EMC – Next-Generation VNX – Deduplication

In my previous post on the Next-Generation VNX, I spoke about some of the highlights of the new platform. In this post I’d like to dive a little deeper into the deduplication feature, because I think this stuff is pretty neat. In the interests of transparency, I’m taking a lot of this information from briefings I’ve received from EMC. I haven’t yet had the chance to test this for myself, so, as always, your mileage might vary.

One of the key benefits of deduplication is reduced footprint. Here’s a marketing picture that expresses, via a simple graph, how deduplication can help you do more, with less.

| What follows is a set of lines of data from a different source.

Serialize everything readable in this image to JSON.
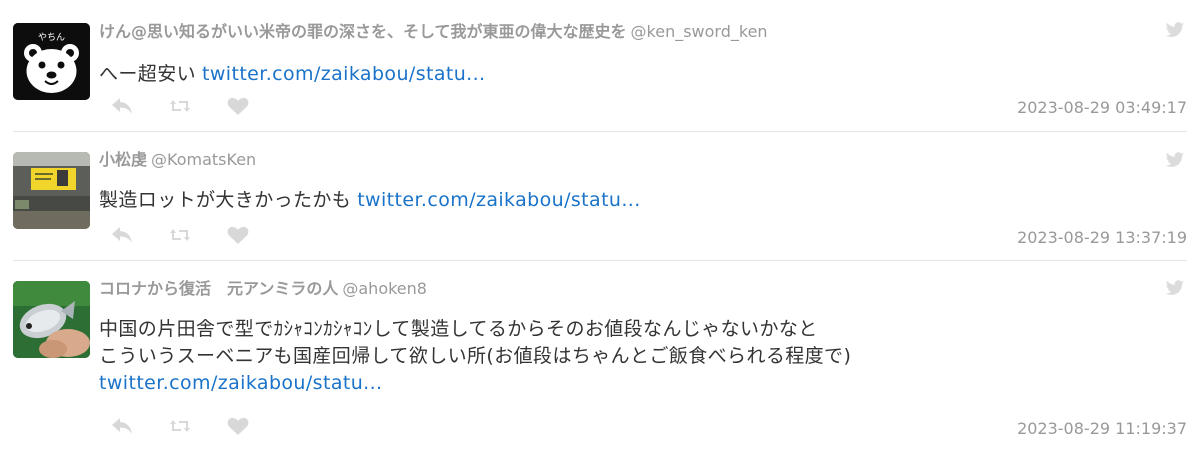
{
  "tweets": [
    {
      "display_name": "けん@思い知るがいい米帝の罪の深さを、そして我が東亜の偉大な歴史を",
      "handle": "@ken_sword_ken",
      "text": "へー超安い",
      "link": "twitter.com/zaikabou/statu...",
      "timestamp": "2023-08-29 03:49:17",
      "avatar_icon": "white-bear-face-icon",
      "avatar_text": "やちん"
    },
    {
      "display_name": "小松虔",
      "handle": "@KomatsKen",
      "text": "製造ロットが大きかったかも",
      "link": "twitter.com/zaikabou/statu...",
      "timestamp": "2023-08-29 13:37:19",
      "avatar_icon": "yellow-sign-photo-icon"
    },
    {
      "display_name": "コロナから復活　元アンミラの人",
      "handle": "@ahoken8",
      "text_lines": [
        "中国の片田舎で型でｶｼｬｺﾝｶｼｬｺﾝして製造してるからそのお値段なんじゃないかなと",
        "こういうスーベニアも国産回帰して欲しい所(お値段はちゃんとご飯食べられる程度で)"
      ],
      "link": "twitter.com/zaikabou/statu...",
      "timestamp": "2023-08-29 11:19:37",
      "avatar_icon": "fish-in-hand-photo-icon"
    }
  ],
  "icons": {
    "reply": "reply-icon",
    "retweet": "retweet-icon",
    "like": "heart-icon",
    "brand": "twitter-bird-icon"
  },
  "colors": {
    "link": "#1a73c9",
    "muted": "#999999",
    "action_icon": "#d8d8d8",
    "divider": "#e6e6e6"
  }
}
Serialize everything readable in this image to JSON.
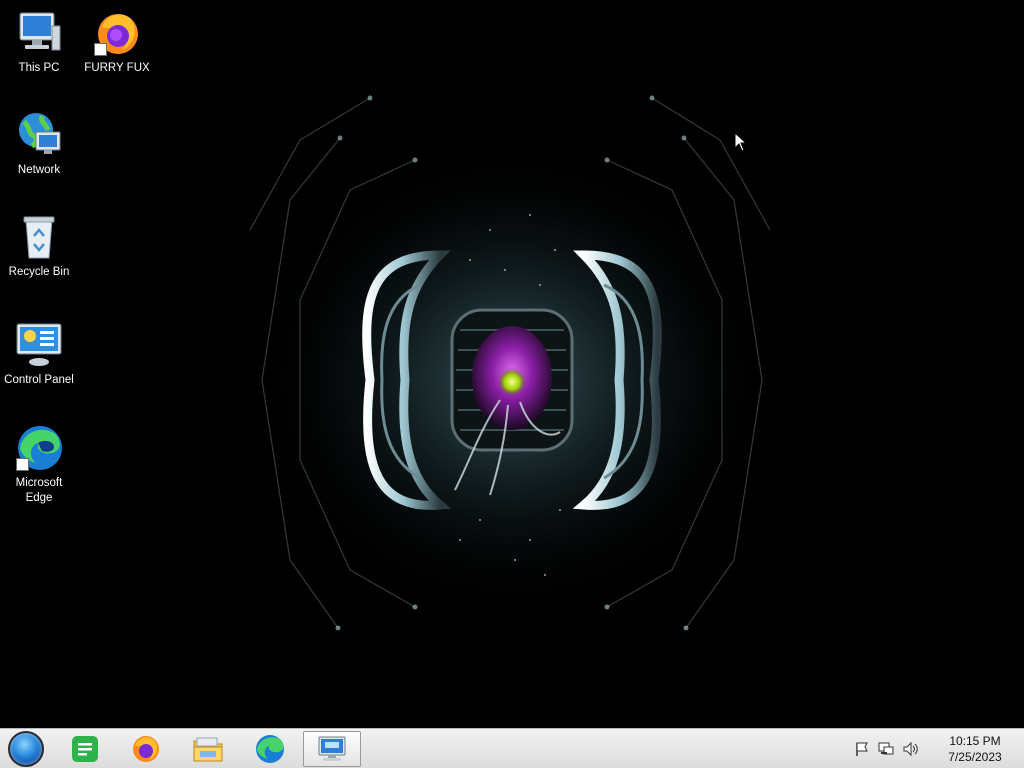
{
  "desktop": {
    "icons": [
      {
        "label": "This PC",
        "icon": "computer-icon"
      },
      {
        "label": "FURRY FUX",
        "icon": "firefox-icon"
      },
      {
        "label": "Network",
        "icon": "network-globe-icon"
      },
      {
        "label": "Recycle Bin",
        "icon": "recycle-bin-icon"
      },
      {
        "label": "Control Panel",
        "icon": "control-panel-icon"
      },
      {
        "label": "Microsoft Edge",
        "icon": "edge-icon"
      }
    ]
  },
  "taskbar": {
    "start": {
      "icon": "start-orb-icon"
    },
    "apps": [
      {
        "icon": "notes-app-icon",
        "active": false
      },
      {
        "icon": "firefox-icon",
        "active": false
      },
      {
        "icon": "file-explorer-icon",
        "active": false
      },
      {
        "icon": "edge-icon",
        "active": false
      },
      {
        "icon": "remote-desktop-icon",
        "active": true
      }
    ],
    "tray": {
      "icons": [
        "flag-icon",
        "network-icon",
        "speaker-icon"
      ],
      "time": "10:15 PM",
      "date": "7/25/2023"
    }
  },
  "colors": {
    "taskbar": "#e6e6e6",
    "accent_blue": "#1a73d9",
    "wallpaper_glow": "#bfe6f0",
    "core_purple": "#b02ad0",
    "core_green": "#b8e600"
  }
}
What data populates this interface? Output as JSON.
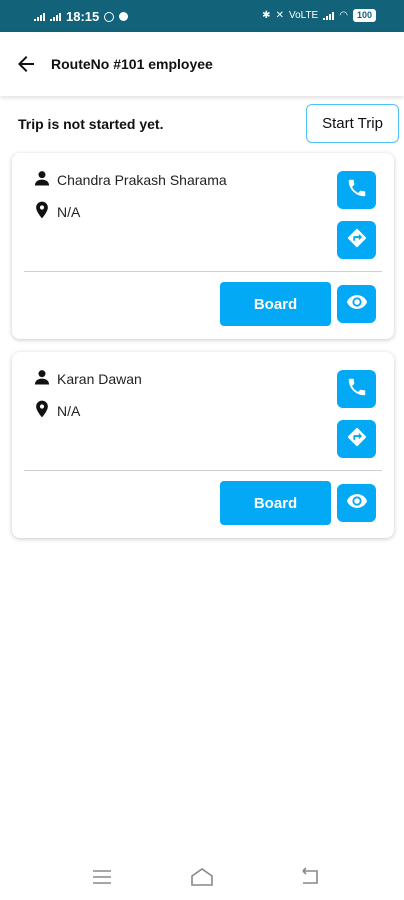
{
  "status_bar": {
    "time": "18:15",
    "network_label": "VoLTE",
    "battery": "100"
  },
  "app_bar": {
    "title": "RouteNo #101 employee",
    "back_icon": "arrow-left-icon"
  },
  "trip": {
    "status_text": "Trip is not started yet.",
    "start_label": "Start Trip"
  },
  "employees": [
    {
      "name": "Chandra Prakash Sharama",
      "location": "N/A",
      "board_label": "Board"
    },
    {
      "name": "Karan Dawan",
      "location": "N/A",
      "board_label": "Board"
    }
  ],
  "icons": {
    "person": "person-icon",
    "location": "location-pin-icon",
    "call": "phone-icon",
    "directions": "directions-icon",
    "view": "eye-icon"
  },
  "colors": {
    "accent": "#03a9f4",
    "status_bar": "#12627a",
    "start_trip_border": "#4fc3f7"
  }
}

There are 3 basic steps to deduplication:

  1. Discover / Digest;
  2. Sort / Identify; and
  3. Map / Eliminate.

The Discovery phase is basically generating hashes of 8KB blocks using unique digests. It’s then sorted to identify chunk candidates for deduplication. The duplicates are then mapped and the space is freed up. Digests are used as pointers for the unique data chunks.

Deduplication can be turned on or off at the LUN level. Pools can contain both deduplicated and “normal” LUNs. Also, note that the total number of LUNs on a system can be deduplicated – there is no separate limit applied to the deduplication technology.

The deduplication properties of a LUN are as follows:

  • Feature State – On or Paused
  • State – Off, Enabling, On, Disabling
  • Status – indicates any problems during enabling or disabling

The deduplication properties of a Pool are as follows:

  • State – Idle (no deduplicated LUNs), Pending (between passes), Running (currently running a dedupe pass) and Paused (pool is paused)
  • Deduplication Rate – High, Medium, Low (Medium is current default)

Note that dedplication can be paused at a system level for all pools.

When deduplication is turned off on a LUN it is migrated out of the deduplication container within the pool. 8 simultaneous migrations per system can occur, and it obviously reduces the consumed space in the deduplication container.

At a high level, deduplication interoperability is there:

  • Works with FAST VP (dedupe LUNs behave as a single entity, when dedupe is turned off it goes back to per-LUN FAST VP settings)
  • Supports Snaps and Clones (VNX Snapshots are lost when enabling or disabling, Reserved LUNs for SnapView Snaps cannot be deduplicated)
  • Support for RP, MV and SAN Copy
  • LUN migration works, although moving between pools means deduplication is lost as it’s pool-based
  • Compression is not supported.

And that’s fixed-block deduplication for the next-generation VNX in a nutshell. When I get my hands on one of these I’ll be running it through some more realistic testing and scenarios.